Fresh style, short program bring welcomed changes to the orchestra program

Photo by Madison Hart
Francis Kim, senior cellist, and Daiki Shinzanto, freshman cellist, play “Bittersweet Symphony” during the Chamber Strings performance.

At promptly 7 pm on Wednesday night, stringed music echoed throughout the PAC for the first time this year; and for the first time ever under conductor Nathan Sackschewsky, LZHS’ new orchestra director.

I think he did really well. It’s always difficult transitioning to a new musical group, especially when you’re used to having kids for an hour and a half rather than forty five minutes everyday,” Alex Li, senior violinist, said. “He did a very good job of getting down to business and adapting to a new role here.”

Sackschewsky chose to have the orchestras perform a few longer pieces rather than the past practice of many short pieces. Though this selection of music varies greatly from previous years’ performances, the change has been embraced throughout the program according to Gabby Dudek, sophomore concert master of the Symphony Orchestra.

“[Only performing one piece] has been very new, but it allowed us to focus more and master the piece rather than spread ourselves out over several different pieces,” Dudek said. “It is still the beginning of the year, so we are continuing to get used to the new style, but I think we’re definitely on the path to make more improvements.”

The concert featured two canons composed by Mozart, “Andante Festivo” by Jean Sibellus, and “Russian Sailor’s Dance” by Reinhold Gliere performed by the Concert Orchestra, “Bittersweet Symphony” by Jagger, Richards, and Ashcroft performed by Chamber Strings, and finally “Symphony No. 6 ‘Spirituelle’ Op. 38” by Asher Hamerik performed by the Symphony Orchestra. While Li says the symphony “had a slightly rough start”, he agrees that the concert was a good foundation to begin the year on, and he has already noticed several improvements under Sackschewsky.

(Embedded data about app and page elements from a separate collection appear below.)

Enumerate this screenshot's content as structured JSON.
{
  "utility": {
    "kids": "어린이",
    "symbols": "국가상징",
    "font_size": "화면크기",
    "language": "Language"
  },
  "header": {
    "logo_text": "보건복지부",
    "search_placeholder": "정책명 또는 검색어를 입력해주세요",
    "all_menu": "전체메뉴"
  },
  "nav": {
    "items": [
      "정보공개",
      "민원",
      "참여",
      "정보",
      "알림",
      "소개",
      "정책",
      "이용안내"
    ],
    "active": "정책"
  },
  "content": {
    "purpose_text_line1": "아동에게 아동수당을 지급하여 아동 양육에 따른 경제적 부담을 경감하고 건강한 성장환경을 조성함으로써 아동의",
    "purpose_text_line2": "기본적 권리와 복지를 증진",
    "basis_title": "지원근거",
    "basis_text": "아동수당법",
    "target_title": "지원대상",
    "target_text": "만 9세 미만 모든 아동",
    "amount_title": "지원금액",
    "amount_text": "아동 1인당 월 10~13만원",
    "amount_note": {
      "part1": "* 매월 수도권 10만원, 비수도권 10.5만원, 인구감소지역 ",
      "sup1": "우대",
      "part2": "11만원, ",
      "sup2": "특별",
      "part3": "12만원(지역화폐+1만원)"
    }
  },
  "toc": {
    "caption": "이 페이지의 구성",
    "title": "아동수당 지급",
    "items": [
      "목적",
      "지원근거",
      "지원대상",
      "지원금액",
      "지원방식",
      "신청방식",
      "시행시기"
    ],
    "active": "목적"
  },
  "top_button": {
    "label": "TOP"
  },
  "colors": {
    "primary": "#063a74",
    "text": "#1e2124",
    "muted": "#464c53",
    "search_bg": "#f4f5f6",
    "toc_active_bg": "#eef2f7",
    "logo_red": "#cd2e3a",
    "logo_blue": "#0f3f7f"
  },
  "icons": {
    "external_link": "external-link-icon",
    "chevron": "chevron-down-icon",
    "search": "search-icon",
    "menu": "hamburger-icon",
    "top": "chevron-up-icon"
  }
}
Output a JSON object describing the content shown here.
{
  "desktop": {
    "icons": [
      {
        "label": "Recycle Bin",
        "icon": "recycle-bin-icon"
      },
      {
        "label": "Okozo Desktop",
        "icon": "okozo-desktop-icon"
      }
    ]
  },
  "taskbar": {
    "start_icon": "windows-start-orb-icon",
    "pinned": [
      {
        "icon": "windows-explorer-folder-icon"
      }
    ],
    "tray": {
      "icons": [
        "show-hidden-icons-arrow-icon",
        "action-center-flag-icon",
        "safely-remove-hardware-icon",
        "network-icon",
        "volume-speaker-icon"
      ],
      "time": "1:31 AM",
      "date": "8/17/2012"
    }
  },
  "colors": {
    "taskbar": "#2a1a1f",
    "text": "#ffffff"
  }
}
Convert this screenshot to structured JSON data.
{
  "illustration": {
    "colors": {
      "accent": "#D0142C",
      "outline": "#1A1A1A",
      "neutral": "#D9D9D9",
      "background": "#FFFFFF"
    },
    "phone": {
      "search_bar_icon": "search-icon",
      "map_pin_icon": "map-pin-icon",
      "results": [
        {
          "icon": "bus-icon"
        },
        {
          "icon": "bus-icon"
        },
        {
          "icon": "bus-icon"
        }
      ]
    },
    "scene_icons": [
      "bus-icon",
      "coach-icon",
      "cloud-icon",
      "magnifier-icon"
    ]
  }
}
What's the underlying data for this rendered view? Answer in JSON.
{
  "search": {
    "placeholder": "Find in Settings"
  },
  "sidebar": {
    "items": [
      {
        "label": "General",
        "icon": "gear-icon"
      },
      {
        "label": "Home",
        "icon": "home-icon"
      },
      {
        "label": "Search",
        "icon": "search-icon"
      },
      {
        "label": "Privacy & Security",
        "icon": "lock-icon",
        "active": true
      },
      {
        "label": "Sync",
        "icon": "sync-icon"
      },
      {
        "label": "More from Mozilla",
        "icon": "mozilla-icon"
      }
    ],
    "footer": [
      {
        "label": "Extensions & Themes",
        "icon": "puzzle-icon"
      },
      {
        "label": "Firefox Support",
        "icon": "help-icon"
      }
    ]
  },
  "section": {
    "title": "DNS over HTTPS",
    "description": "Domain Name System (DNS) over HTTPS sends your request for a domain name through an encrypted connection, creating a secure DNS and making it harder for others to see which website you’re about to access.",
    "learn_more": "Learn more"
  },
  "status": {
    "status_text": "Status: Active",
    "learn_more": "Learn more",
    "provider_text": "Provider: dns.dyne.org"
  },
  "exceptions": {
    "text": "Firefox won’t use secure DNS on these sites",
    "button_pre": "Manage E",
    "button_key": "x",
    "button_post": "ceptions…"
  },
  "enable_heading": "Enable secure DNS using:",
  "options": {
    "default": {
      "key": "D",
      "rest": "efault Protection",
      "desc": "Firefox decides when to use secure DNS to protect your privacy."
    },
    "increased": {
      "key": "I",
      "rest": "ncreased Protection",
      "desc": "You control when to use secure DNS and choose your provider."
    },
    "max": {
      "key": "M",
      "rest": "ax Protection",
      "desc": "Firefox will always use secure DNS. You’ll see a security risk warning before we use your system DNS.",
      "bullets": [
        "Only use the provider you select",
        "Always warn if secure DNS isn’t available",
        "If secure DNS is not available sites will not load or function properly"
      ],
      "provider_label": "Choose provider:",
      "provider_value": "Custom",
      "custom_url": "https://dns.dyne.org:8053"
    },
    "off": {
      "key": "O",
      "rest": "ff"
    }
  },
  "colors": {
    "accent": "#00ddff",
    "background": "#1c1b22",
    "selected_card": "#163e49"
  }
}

“We mixed up the sections so that first and second violins were on opposite sides of the orchestra, and then put cello and viola in the middle to change up the sound. We also have been focusing on playing as an ensemble and scales,” Li said. “I definitely liked the music that we played. Normally we play more pieces rather than just one extended piece, but it was really nice to see the relation between themes rather than transitioning a lot throughout the concert. I’m looking forward to seeing what we play for the rest of the year.”